PORTLAND, Ore. (AP) — Landlords in Oregon are suing Gov. Kate Brown, the state, Multnomah County and Portland for the newly extended eviction bans as they see non-payment from tenants.
Moe Farhoud, and Tyler and Crystal Sherman filed the lawsuit in federal court on Monday as state lawmakers approved pandemic-related bills during a one-day special session, KOIN-TV reported. The bills included rent relief for landlords and an extension on the statewide eviction moratorium through June.
Farhoud owns about 1,200 apartment units, while the Shermans have 22 units, according to the lawsuit.
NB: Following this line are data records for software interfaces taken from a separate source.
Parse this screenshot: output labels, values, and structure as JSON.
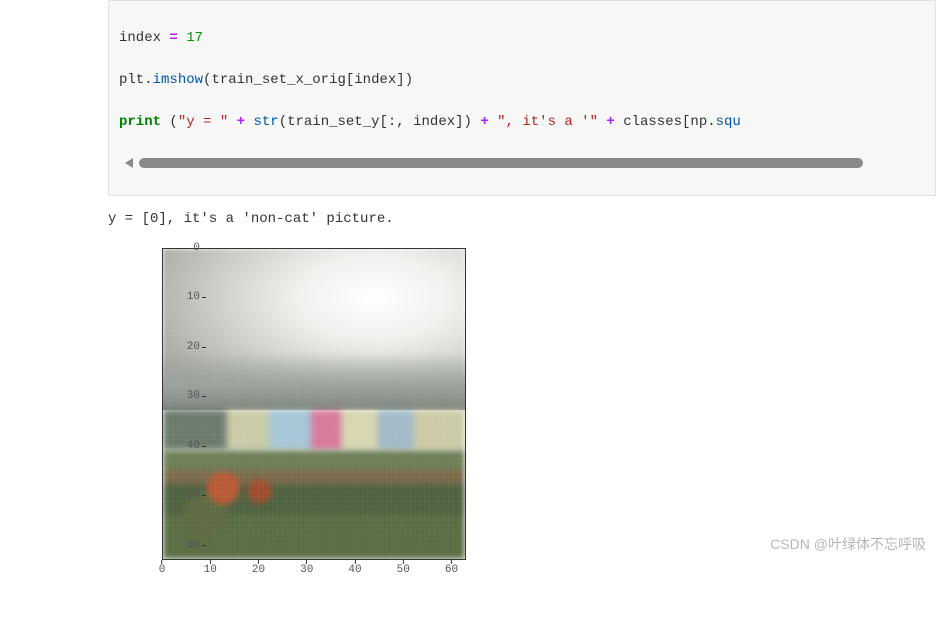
{
  "code": {
    "line1": {
      "var": "index",
      "op": "=",
      "val": "17"
    },
    "line2": {
      "mod": "plt",
      "dot": ".",
      "fn": "imshow",
      "open": "(",
      "arg": "train_set_x_orig[index]",
      "close": ")"
    },
    "line3": {
      "kw": "print",
      "sp": " ",
      "open": "(",
      "s1": "\"y = \"",
      "plus1": " + ",
      "fn1": "str",
      "p1o": "(",
      "arg1": "train_set_y[:, index]",
      "p1c": ")",
      "plus2": " + ",
      "s2": "\", it's a '\"",
      "plus3": " + ",
      "arg2": "classes[np",
      "dot": ".",
      "fn2": "squ"
    }
  },
  "output": {
    "stdout": "y = [0], it's a 'non-cat' picture."
  },
  "chart_data": {
    "type": "heatmap",
    "title": "",
    "xlabel": "",
    "ylabel": "",
    "xlim": [
      0,
      63
    ],
    "ylim": [
      63,
      0
    ],
    "xticks": [
      0,
      10,
      20,
      30,
      40,
      50,
      60
    ],
    "yticks": [
      0,
      10,
      20,
      30,
      40,
      50,
      60
    ],
    "image_description": "64x64 RGB pixelated photo of a cloudy sky over a town with colorful buildings and green foreground (non-cat class)"
  },
  "watermark": "CSDN @叶绿体不忘呼吸"
}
Farhoud claims to be owed more than $1 million in back rent from March on, according to the lawsuit, while the Shermans say they are owed more than $8,000.
The filing says the $200 million included in the “landlord assistance” bill passed by lawmakers Monday comes up short to an estimated $800 to $900 million owed in the state; however, the lawsuit did not cite where it found the estimated figure.
The lawsuit claims the moratorium on rent “exceed the bounds of the State’s police power are instead an attempted exercise of eminent domain.”
The plaintiffs want the eviction moratoriums put in place by Brown, the state and the municipalities to be declared as unconstitutional or have an injunction put in place that would require Brown, lawmakers and other key players “to design and implement a plan to adequately compensate” them and other landlords for their losses incurred by the moratorium.
In a statement to KOIN, a spokesperson for Gov. Brown’s office said the office generally doesn’t comment on pending litigation.
“However, I will point out that one of the Governor’s priorities for yesterday’s special session was relief for tenants and landlords,” Liz Merah wrote, adding that Brown “looks forward to signing this bill into law when it reaches her desk.”
Multnomah County Chair Deborah Kafoury also said in a statement that while the county doesn’t comment on pending lawsuits, “that in a state of emergency caused by a once-in-a-century pandemic, it is smart public health policy to prevent tens of thousands of our neighbors from losing their homes due to the impacts of COVID-19.”
Kafoury added: “And to be clear, the $26.4 million in COVID rent relief the County has been working to distribute goes directly to landlords.”